Channelpedia

De novo expression of Kv6.3 contributes to changes in vascular smooth muscle cell excitability in a hypertensive mice strain.


Authors: Alejandro Moreno-Domínguez, Pilar Cidad, Eduardo Miguel-Velado, José R López-López, M Teresa Pérez-García

Journal, date & volume: J. Physiol. (Lond.), 2009 Feb 1 , 587, 625-40

PubMed link: http://www.ncbi.nlm.nih.gov/pubmed/19074965

Channelpedia reference in: Kv6.3

Abstract
Essential hypertension involves a gradual and sustained increase in total peripheral resistance, reflecting an increased vascular tone. This change associates with a depolarization of vascular myocytes, and relies on a change in the expression profile of voltage-dependent ion channels (mainly Ca(2+) and K(+) channels) that promotes arterial contraction. However, changes in expression and/or modulation of voltage-dependent K(+) channels (Kv channels) are poorly defined, due to their large molecular diversity and their vascular bed-specific expression.
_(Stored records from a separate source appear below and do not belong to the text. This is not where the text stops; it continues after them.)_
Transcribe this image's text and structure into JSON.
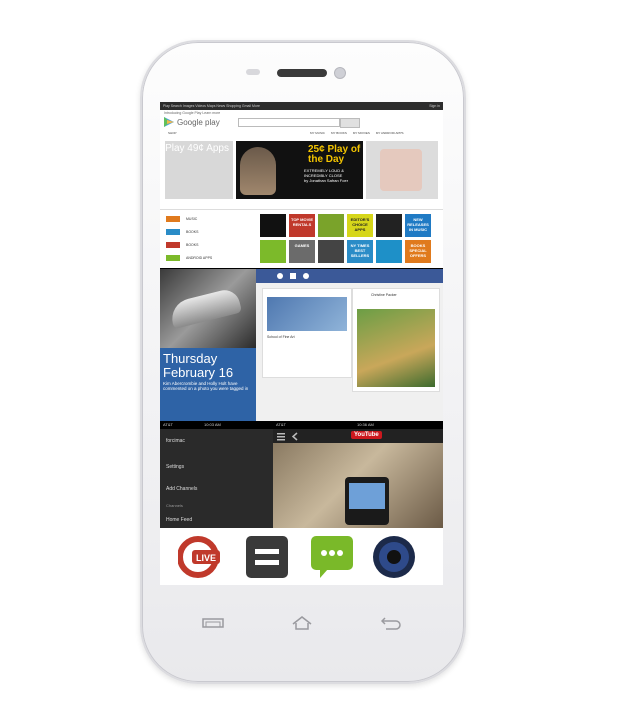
{
  "google_play": {
    "topbar": "Play  Search  Images  Videos  Maps  News  Shopping  Gmail  More",
    "signin": "Sign in",
    "intro": "Introducing Google Play  Learn more",
    "logo": "Google play",
    "shop": "SHOP",
    "tabs": [
      "MY MUSIC",
      "MY BOOKS",
      "MY MOVIES",
      "MY ANDROID APPS"
    ],
    "promo_left": "Play 49¢ Apps",
    "promo_title": "25¢ Play of the Day",
    "promo_desc": "EXTREMELY LOUD & INCREDIBLY CLOSE",
    "promo_author": "by Jonathan Safran Foer"
  },
  "categories": [
    "MUSIC",
    "BOOKS",
    "BOOKS",
    "ANDROID APPS"
  ],
  "tiles": [
    {
      "label": "TOP MOVIE RENTALS",
      "color": "#c0392b"
    },
    {
      "label": "EDITOR'S CHOICE APPS",
      "color": "#d6d61a"
    },
    {
      "label": "NEW RELEASES IN MUSIC",
      "color": "#1f7ac4"
    },
    {
      "label": "GAMES",
      "color": "#6b6b6b"
    },
    {
      "label": "NY TIMES BEST SELLERS",
      "color": "#2a8cc7"
    },
    {
      "label": "BOOKS SPECIAL OFFERS",
      "color": "#e07a1d"
    }
  ],
  "calendar": {
    "day": "Thursday",
    "date": "February 16",
    "note": "Kim Abercrombie and Holly Holt have commented on a photo you were tagged in"
  },
  "facebook": {
    "post1": "School of Fine Art",
    "post2": "Christine Packer"
  },
  "social": {
    "status_left": "AT&T",
    "time_left": "10:03 AM",
    "time_right": "10:36 AM",
    "user": "forcimac",
    "settings": "Settings",
    "add": "Add Channels",
    "channels": "Channels",
    "feed": "Home Feed"
  },
  "youtube": {
    "logo": "YouTube"
  },
  "dock_icons": [
    "live-tv-icon",
    "menu-icon",
    "messaging-icon",
    "music-speaker-icon"
  ]
}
Here we endeavor to characterize the molecular and functional expression of Kv channels in vascular smooth muscle cells (VSMCs) and their regulation in essential hypertension, by using VSMCs from resistance (mesenteric) or conduit (aortic) arteries obtained from a hypertensive inbred mice strain, BPH, and the corresponding normotensive strain, BPN. Real-time PCR reveals a differential distribution of Kv channel subunits in the different vascular beds as well as arterial bed-specific changes under hypertension. In mesenteric arteries, the most conspicuous change was the de novo expression of Kv6.3 (Kcng3) mRNA in hypertensive animals. The functional relevance of this change was studied by using patch-clamp techniques. VSMCs from BPH arteries were more depolarized than BPN ones, and showed significantly larger capacitance values. Moreover, Kv current density in BPH VSMCs is decreased mainly due to the diminished contribution of the Kv2 component. The kinetic and pharmacological profile of Kv2 currents suggests that the expression of Kv6.3 could contribute to the natural development of hypertension.